━━━━━ The data ━━━━━
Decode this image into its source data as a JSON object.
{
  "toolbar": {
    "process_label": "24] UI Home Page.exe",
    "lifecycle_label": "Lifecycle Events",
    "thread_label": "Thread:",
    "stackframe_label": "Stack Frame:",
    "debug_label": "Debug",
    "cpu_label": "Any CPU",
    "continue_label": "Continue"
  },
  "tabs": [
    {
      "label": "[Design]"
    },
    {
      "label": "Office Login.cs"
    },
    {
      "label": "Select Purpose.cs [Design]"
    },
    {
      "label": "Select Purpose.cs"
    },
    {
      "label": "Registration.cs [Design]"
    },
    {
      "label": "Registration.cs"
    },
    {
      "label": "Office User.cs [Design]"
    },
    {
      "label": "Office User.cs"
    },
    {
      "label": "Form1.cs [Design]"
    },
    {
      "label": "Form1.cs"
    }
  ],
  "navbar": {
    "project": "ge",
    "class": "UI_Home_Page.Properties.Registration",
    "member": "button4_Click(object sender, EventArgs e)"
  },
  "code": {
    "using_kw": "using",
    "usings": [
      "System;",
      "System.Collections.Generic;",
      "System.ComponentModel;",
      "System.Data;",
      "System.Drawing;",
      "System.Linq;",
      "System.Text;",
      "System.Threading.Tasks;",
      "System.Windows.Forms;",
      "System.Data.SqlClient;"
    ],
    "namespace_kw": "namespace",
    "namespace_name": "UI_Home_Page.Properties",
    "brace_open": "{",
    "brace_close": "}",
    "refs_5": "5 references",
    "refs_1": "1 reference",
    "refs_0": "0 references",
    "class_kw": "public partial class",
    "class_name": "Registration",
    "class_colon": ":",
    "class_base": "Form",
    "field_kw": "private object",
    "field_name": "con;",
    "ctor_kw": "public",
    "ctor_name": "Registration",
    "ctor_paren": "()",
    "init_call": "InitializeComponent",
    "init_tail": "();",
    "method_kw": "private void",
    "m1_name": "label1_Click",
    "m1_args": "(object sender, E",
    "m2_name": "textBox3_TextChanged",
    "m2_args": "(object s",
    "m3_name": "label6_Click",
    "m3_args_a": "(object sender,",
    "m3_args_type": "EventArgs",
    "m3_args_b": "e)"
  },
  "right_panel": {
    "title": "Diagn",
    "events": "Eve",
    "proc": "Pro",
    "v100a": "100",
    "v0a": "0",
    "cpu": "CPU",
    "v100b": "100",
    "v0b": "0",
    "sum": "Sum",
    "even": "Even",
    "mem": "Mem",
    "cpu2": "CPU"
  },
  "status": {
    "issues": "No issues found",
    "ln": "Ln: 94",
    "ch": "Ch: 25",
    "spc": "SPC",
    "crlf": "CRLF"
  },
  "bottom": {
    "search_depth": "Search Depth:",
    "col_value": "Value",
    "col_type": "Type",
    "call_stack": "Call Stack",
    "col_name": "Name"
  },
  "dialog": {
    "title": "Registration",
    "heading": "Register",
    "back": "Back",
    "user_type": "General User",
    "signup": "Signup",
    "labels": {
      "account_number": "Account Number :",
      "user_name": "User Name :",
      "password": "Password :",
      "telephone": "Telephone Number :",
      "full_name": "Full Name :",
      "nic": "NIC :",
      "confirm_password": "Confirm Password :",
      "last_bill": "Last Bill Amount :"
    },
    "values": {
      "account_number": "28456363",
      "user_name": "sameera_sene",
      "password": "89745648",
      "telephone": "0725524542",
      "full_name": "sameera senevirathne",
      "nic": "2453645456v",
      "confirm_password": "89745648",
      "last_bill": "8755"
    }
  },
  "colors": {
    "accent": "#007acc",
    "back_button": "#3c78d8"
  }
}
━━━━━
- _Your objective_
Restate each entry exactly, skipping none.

- _Solution for this exercise_
Decode this image into its source data as a JSON object.
{
  "toolbar": {
    "process_label": "24] UI Home Page.exe",
    "lifecycle_label": "Lifecycle Events",
    "thread_label": "Thread:",
    "stackframe_label": "Stack Frame:",
    "debug_label": "Debug",
    "cpu_label": "Any CPU",
    "continue_label": "Continue"
  },
  "tabs": [
    {
      "label": "[Design]"
    },
    {
      "label": "Office Login.cs"
    },
    {
      "label": "Select Purpose.cs [Design]"
    },
    {
      "label": "Select Purpose.cs"
    },
    {
      "label": "Registration.cs [Design]"
    },
    {
      "label": "Registration.cs"
    },
    {
      "label": "Office User.cs [Design]"
    },
    {
      "label": "Office User.cs"
    },
    {
      "label": "Form1.cs [Design]"
    },
    {
      "label": "Form1.cs"
    }
  ],
  "navbar": {
    "project": "ge",
    "class": "UI_Home_Page.Properties.Registration",
    "member": "button4_Click(object sender, EventArgs e)"
  },
  "code": {
    "using_kw": "using",
    "usings": [
      "System;",
      "System.Collections.Generic;",
      "System.ComponentModel;",
      "System.Data;",
      "System.Drawing;",
      "System.Linq;",
      "System.Text;",
      "System.Threading.Tasks;",
      "System.Windows.Forms;",
      "System.Data.SqlClient;"
    ],
    "namespace_kw": "namespace",
    "namespace_name": "UI_Home_Page.Properties",
    "brace_open": "{",
    "brace_close": "}",
    "refs_5": "5 references",
    "refs_1": "1 reference",
    "refs_0": "0 references",
    "class_kw": "public partial class",
    "class_name": "Registration",
    "class_colon": ":",
    "class_base": "Form",
    "field_kw": "private object",
    "field_name": "con;",
    "ctor_kw": "public",
    "ctor_name": "Registration",
    "ctor_paren": "()",
    "init_call": "InitializeComponent",
    "init_tail": "();",
    "method_kw": "private void",
    "m1_name": "label1_Click",
    "m1_args": "(object sender, E",
    "m2_name": "textBox3_TextChanged",
    "m2_args": "(object s",
    "m3_name": "label6_Click",
    "m3_args_a": "(object sender,",
    "m3_args_type": "EventArgs",
    "m3_args_b": "e)"
  },
  "right_panel": {
    "title": "Diagn",
    "events": "Eve",
    "proc": "Pro",
    "v100a": "100",
    "v0a": "0",
    "cpu": "CPU",
    "v100b": "100",
    "v0b": "0",
    "sum": "Sum",
    "even": "Even",
    "mem": "Mem",
    "cpu2": "CPU"
  },
  "status": {
    "issues": "No issues found",
    "ln": "Ln: 94",
    "ch": "Ch: 25",
    "spc": "SPC",
    "crlf": "CRLF"
  },
  "bottom": {
    "search_depth": "Search Depth:",
    "col_value": "Value",
    "col_type": "Type",
    "call_stack": "Call Stack",
    "col_name": "Name"
  },
  "dialog": {
    "title": "Registration",
    "heading": "Register",
    "back": "Back",
    "user_type": "General User",
    "signup": "Signup",
    "labels": {
      "account_number": "Account Number :",
      "user_name": "User Name :",
      "password": "Password :",
      "telephone": "Telephone Number :",
      "full_name": "Full Name :",
      "nic": "NIC :",
      "confirm_password": "Confirm Password :",
      "last_bill": "Last Bill Amount :"
    },
    "values": {
      "account_number": "28456363",
      "user_name": "sameera_sene",
      "password": "89745648",
      "telephone": "0725524542",
      "full_name": "sameera senevirathne",
      "nic": "2453645456v",
      "confirm_password": "89745648",
      "last_bill": "8755"
    }
  },
  "colors": {
    "accent": "#007acc",
    "back_button": "#3c78d8"
  }
}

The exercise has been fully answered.